While living in the Embankment building [河滨大楼] in Shanghai 上海 we are constantly amazed by how well this building, completed in 1933, functions, not only architecturally, but also socially and collectively. So we went on a research, to know more by not leaving it, and discovered a history of Jewish migration to Shanghai, four sisters and film studios moving into the building. We found stories of obsessions and renovations, we strolled through its corridors and searched for anything connected to what was once the largest apartment building in the Far East.Details
Last week, MovingCities was invited by Erhard An-He Kinzelbach [KNOWSPACE architecture + cities] to Hangzhou 杭州 to jury the final year students projects at the School of Architecture of China Academy of Art Hangzhou [CAA] 中国美术学院建筑艺术学院. Also on review were the student work developed by Studio 崔富得 and Studio Hao Ruan 阮昊 ＋ Devin Jernigan.Details
Today, Wang Shu receives the 2012 Pritzker Architecture Prize in Beijing. Exclusively for Ípsilon [a weekly cultural supplement of the Portuguese daily newspaper Público], MovingCities had a lengthy talk with Wang Shu 王澍 & Lu Wenyu 陆文宇 [amateur architecture studio 业余建筑工作室] about past, present and future.
The article – Wang Shu constrói a China tijolo a tijolo [Wang Shu, Constructing China Brick by Brick] – translated by Mónica Carriço, in Portuguese, is available for subscribers only.
We feature a couple of quotes and extracts.
A couple of years we ago explained the objective of repetitive research as way to look better, to look deeper, to see fragments of a fleeting city, to pick up new pieces, to arrange and re-arrange – while repeatedly taking the same road – those architectures one hasn’t noticed before. We present a new case study; a Shanghai 上海 to Hangzhou 杭州 comparison.Details
Recently, Urbain, trop urbain published a staggering 714-page Nø-City Guide on Shanghai 上海. The guide isn’t your standard archi-app but an e-journal providing a subjective journey and discovery of this city. Presented as a hypertext stroll through the city, it documents a city and culture in change. It is an interesting bombardment of text and images. And all of that in French.Details
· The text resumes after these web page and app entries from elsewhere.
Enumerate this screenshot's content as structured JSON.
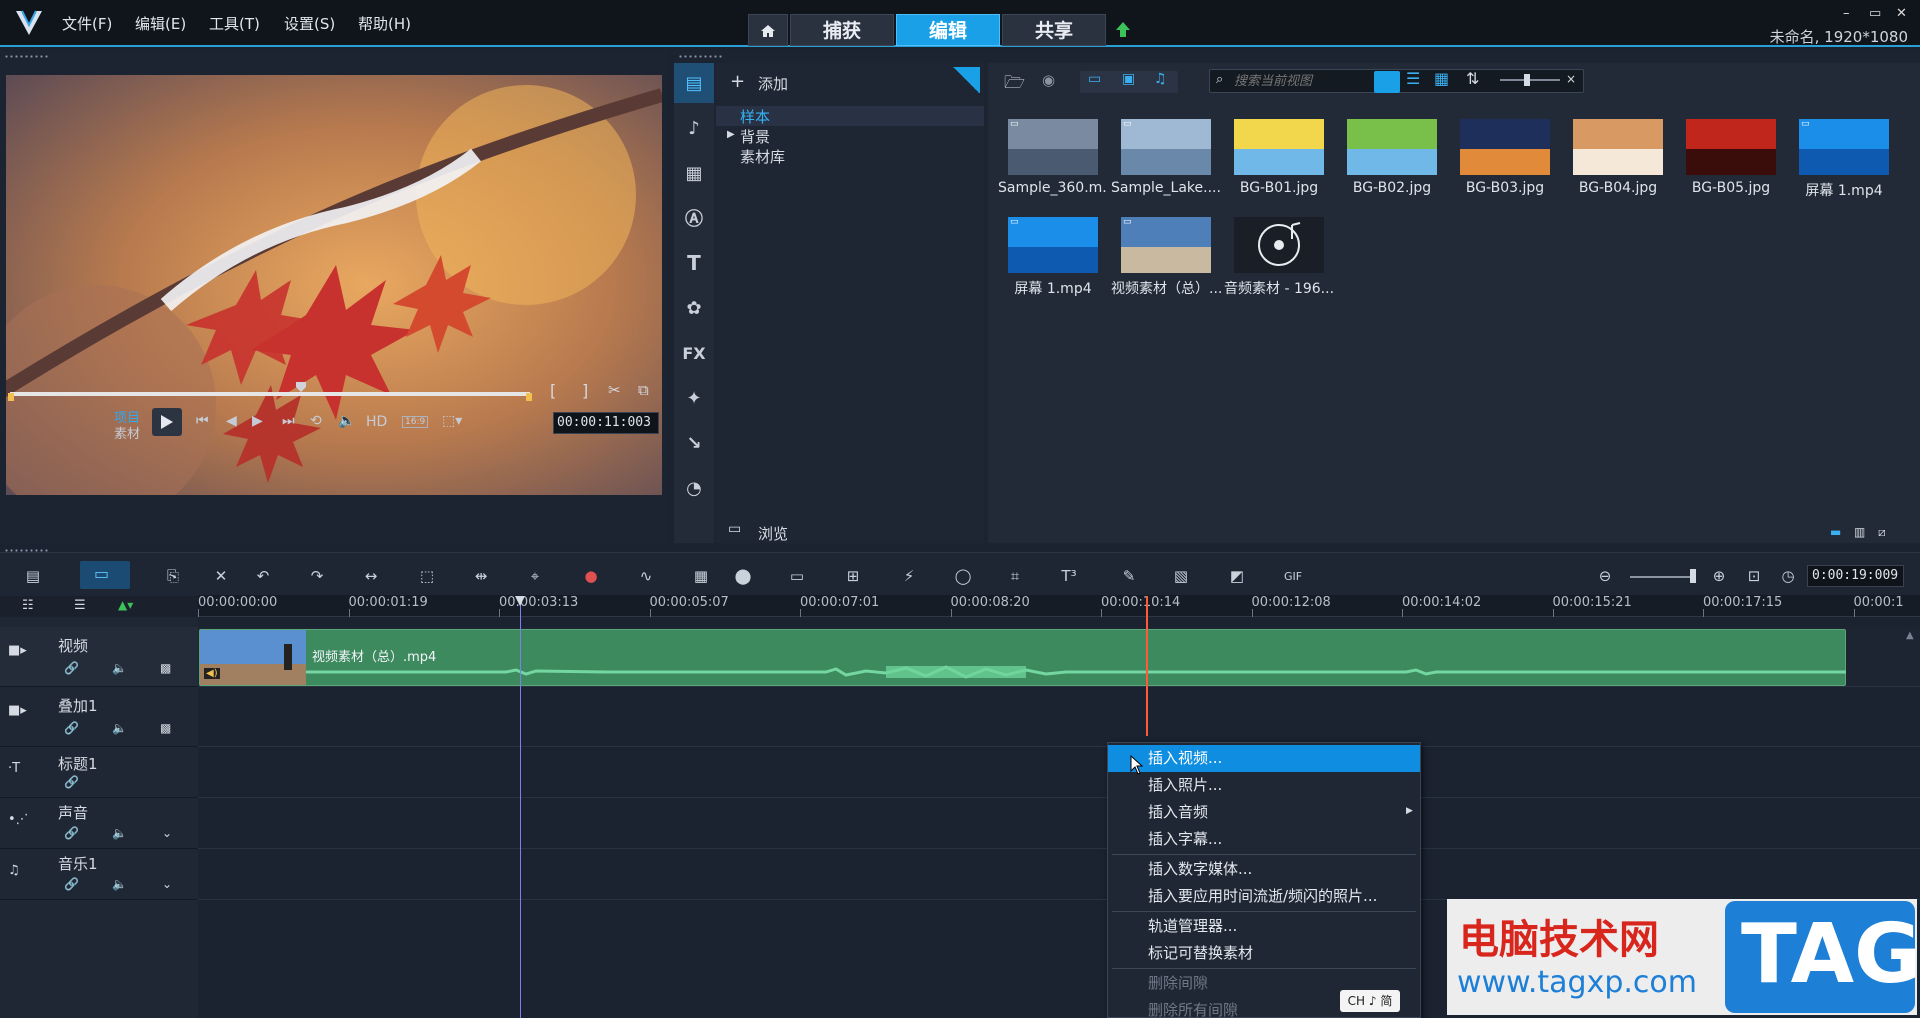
{
  "app": {
    "title_info": "未命名, 1920*1080"
  },
  "menu": [
    "文件(F)",
    "编辑(E)",
    "工具(T)",
    "设置(S)",
    "帮助(H)"
  ],
  "tabs": {
    "home_icon": "home-icon",
    "items": [
      "捕获",
      "编辑",
      "共享"
    ],
    "active": "编辑"
  },
  "window_controls": [
    "–",
    "▭",
    "✕"
  ],
  "preview": {
    "mode_project": "项目",
    "mode_clip": "素材",
    "hd_label": "HD",
    "aspect": "16:9",
    "timecode": "00:00:11:003",
    "scrub_position": 0.56
  },
  "library": {
    "add_label": "添加",
    "tree": {
      "selected": "样本",
      "items": [
        "样本",
        "背景",
        "素材库"
      ]
    },
    "browse_label": "浏览",
    "search_placeholder": "搜索当前视图",
    "thumbnails": [
      {
        "name": "Sample_360.m...",
        "kind": "video"
      },
      {
        "name": "Sample_Lake....",
        "kind": "video"
      },
      {
        "name": "BG-B01.jpg",
        "kind": "image"
      },
      {
        "name": "BG-B02.jpg",
        "kind": "image"
      },
      {
        "name": "BG-B03.jpg",
        "kind": "image"
      },
      {
        "name": "BG-B04.jpg",
        "kind": "image"
      },
      {
        "name": "BG-B05.jpg",
        "kind": "image"
      },
      {
        "name": "屏幕 1.mp4",
        "kind": "video"
      },
      {
        "name": "屏幕 1.mp4",
        "kind": "video"
      },
      {
        "name": "视频素材（总）....",
        "kind": "video"
      },
      {
        "name": "音频素材 - 196...",
        "kind": "audio"
      }
    ]
  },
  "timeline": {
    "duration": "0:00:19:009",
    "ruler": [
      "00:00:00:00",
      "00:00:01:19",
      "00:00:03:13",
      "00:00:05:07",
      "00:00:07:01",
      "00:00:08:20",
      "00:00:10:14",
      "00:00:12:08",
      "00:00:14:02",
      "00:00:15:21",
      "00:00:17:15",
      "00:00:1"
    ],
    "tracks": [
      "视频",
      "叠加1",
      "标题1",
      "声音",
      "音乐1"
    ],
    "clip_name": "视频素材（总）.mp4"
  },
  "context_menu": {
    "items": [
      {
        "label": "插入视频...",
        "state": "selected"
      },
      {
        "label": "插入照片...",
        "state": "normal"
      },
      {
        "label": "插入音频",
        "state": "submenu"
      },
      {
        "label": "插入字幕...",
        "state": "normal"
      },
      {
        "label": "插入数字媒体...",
        "state": "normal"
      },
      {
        "label": "插入要应用时间流逝/频闪的照片...",
        "state": "normal"
      },
      {
        "label": "轨道管理器...",
        "state": "normal"
      },
      {
        "label": "标记可替换素材",
        "state": "normal"
      },
      {
        "label": "删除间隙",
        "state": "disabled"
      },
      {
        "label": "删除所有间隙",
        "state": "disabled"
      }
    ]
  },
  "ime_badge": "CH ♪ 简",
  "watermark": {
    "title": "电脑技术网",
    "url": "www.tagxp.com",
    "tag": "TAG"
  },
  "colors": {
    "accent": "#1aa0e6",
    "clip_green": "#3d8a5f",
    "playhead": "#ff5a3a"
  }
}
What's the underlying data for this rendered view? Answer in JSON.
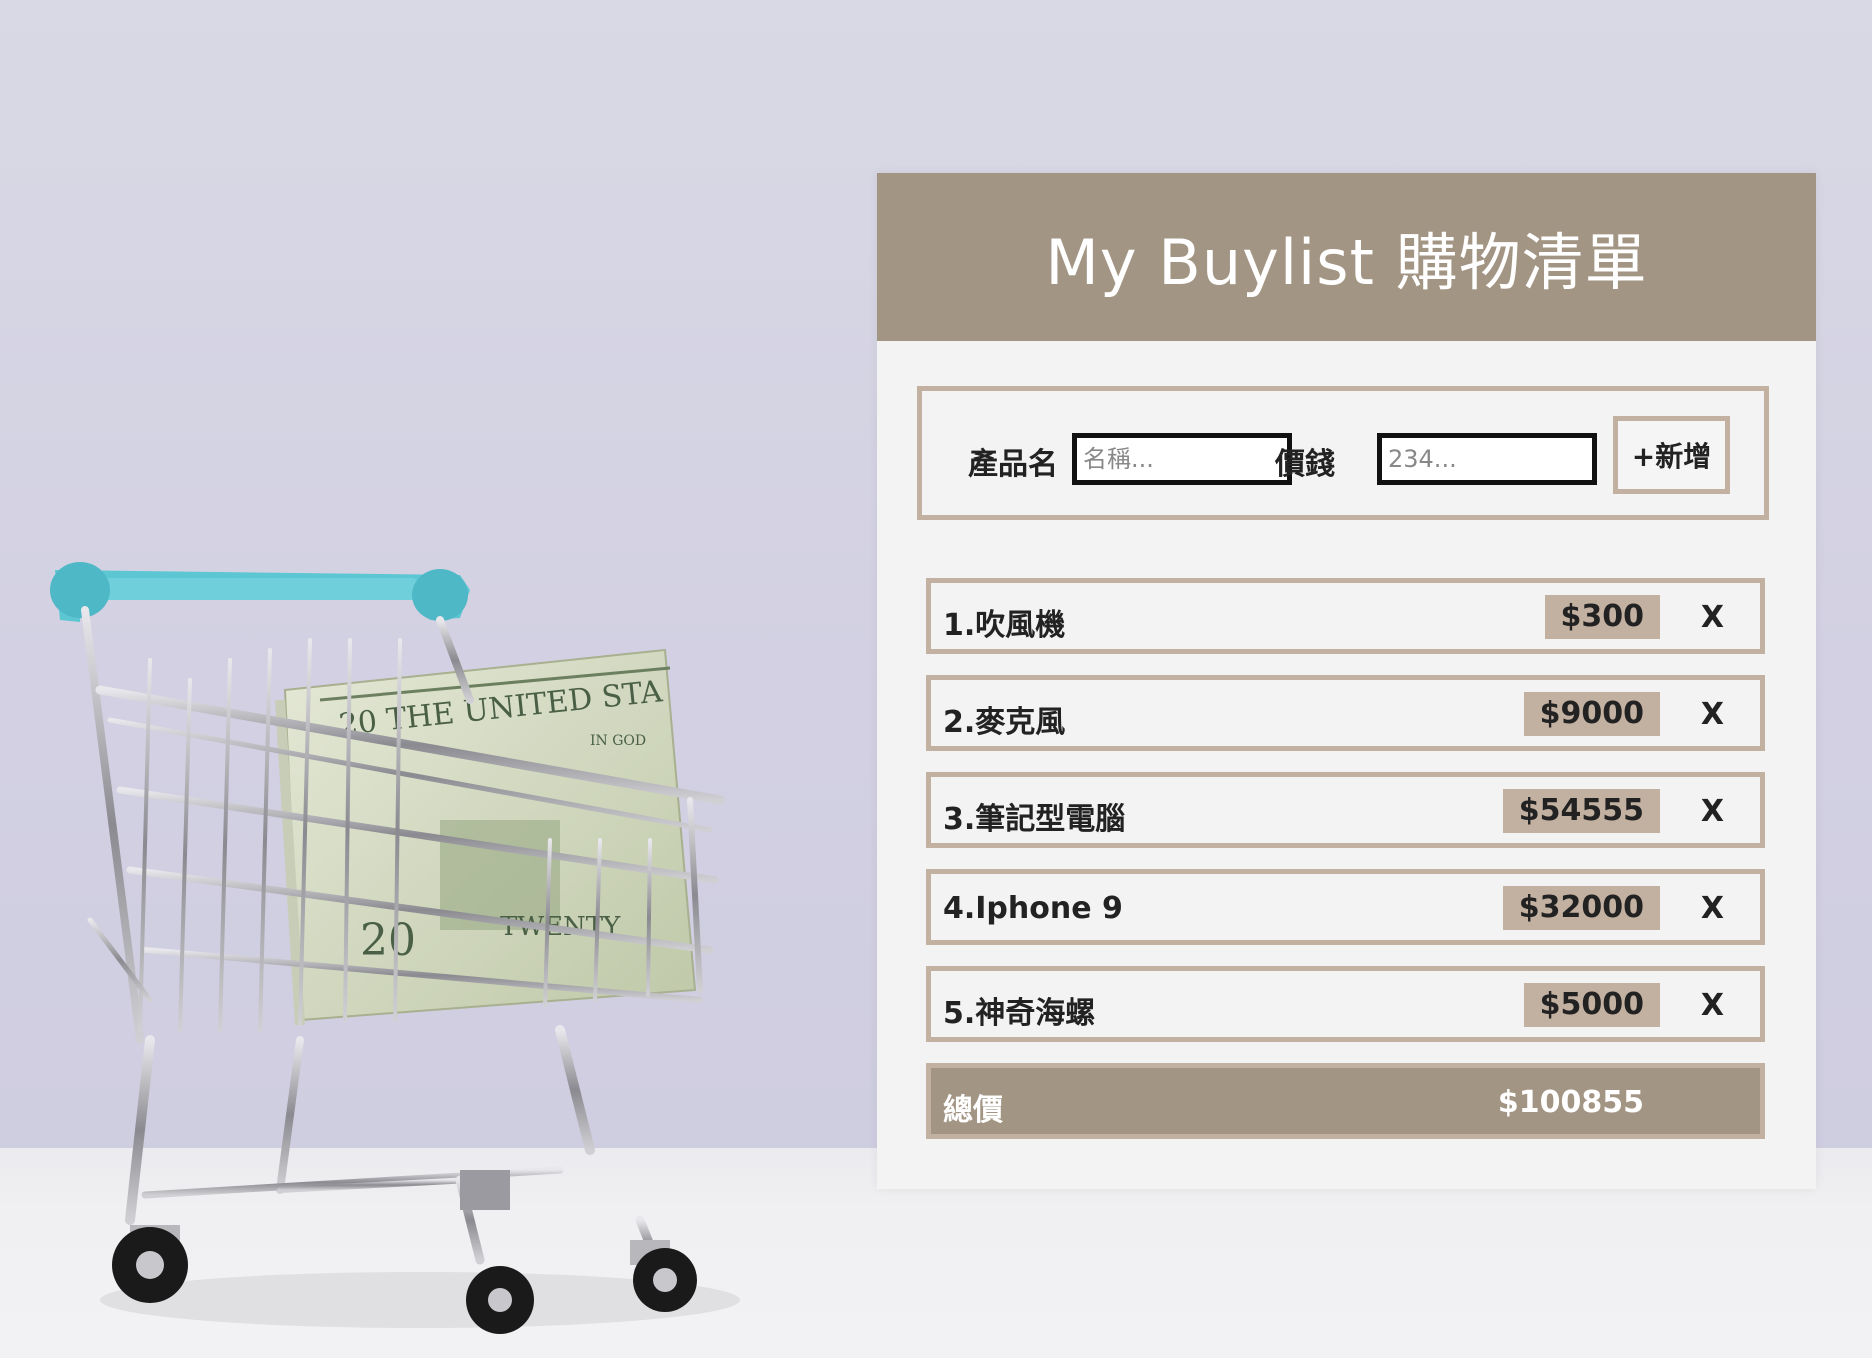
{
  "app": {
    "title": "My Buylist 購物清單"
  },
  "form": {
    "name_label": "產品名",
    "name_placeholder": "名稱...",
    "name_value": "",
    "price_label": "價錢",
    "price_placeholder": "234...",
    "price_value": "",
    "add_label": "+新增"
  },
  "items": [
    {
      "name": "1.吹風機",
      "price": "$300",
      "delete_label": "X"
    },
    {
      "name": "2.麥克風",
      "price": "$9000",
      "delete_label": "X"
    },
    {
      "name": "3.筆記型電腦",
      "price": "$54555",
      "delete_label": "X"
    },
    {
      "name": "4.Iphone 9",
      "price": "$32000",
      "delete_label": "X"
    },
    {
      "name": "5.神奇海螺",
      "price": "$5000",
      "delete_label": "X"
    }
  ],
  "total": {
    "label": "總價",
    "value": "$100855"
  },
  "colors": {
    "accent": "#a39584",
    "border": "#c2b0a1",
    "card_bg": "#f3f3f3",
    "cart_handle": "#5cc6d3"
  },
  "background": {
    "image": "shopping-cart-with-money-photo"
  }
}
A couple of weeks ago, MovingCities sat down in Shanghai 上海 with Dutch architect John van de Water – NEXT ARCHITECTS China – to talk about his book “You can’t change China, China changes you” [010 publisher, 2012]. Highly recommended, the book is a a formidable page-turner telling the story of a five-year long architectural discovery in and of China. Change you can believe in. Change you can construct. A publication of interest for anyone in or related to the architecture profession. Read it! Interview after the break.Details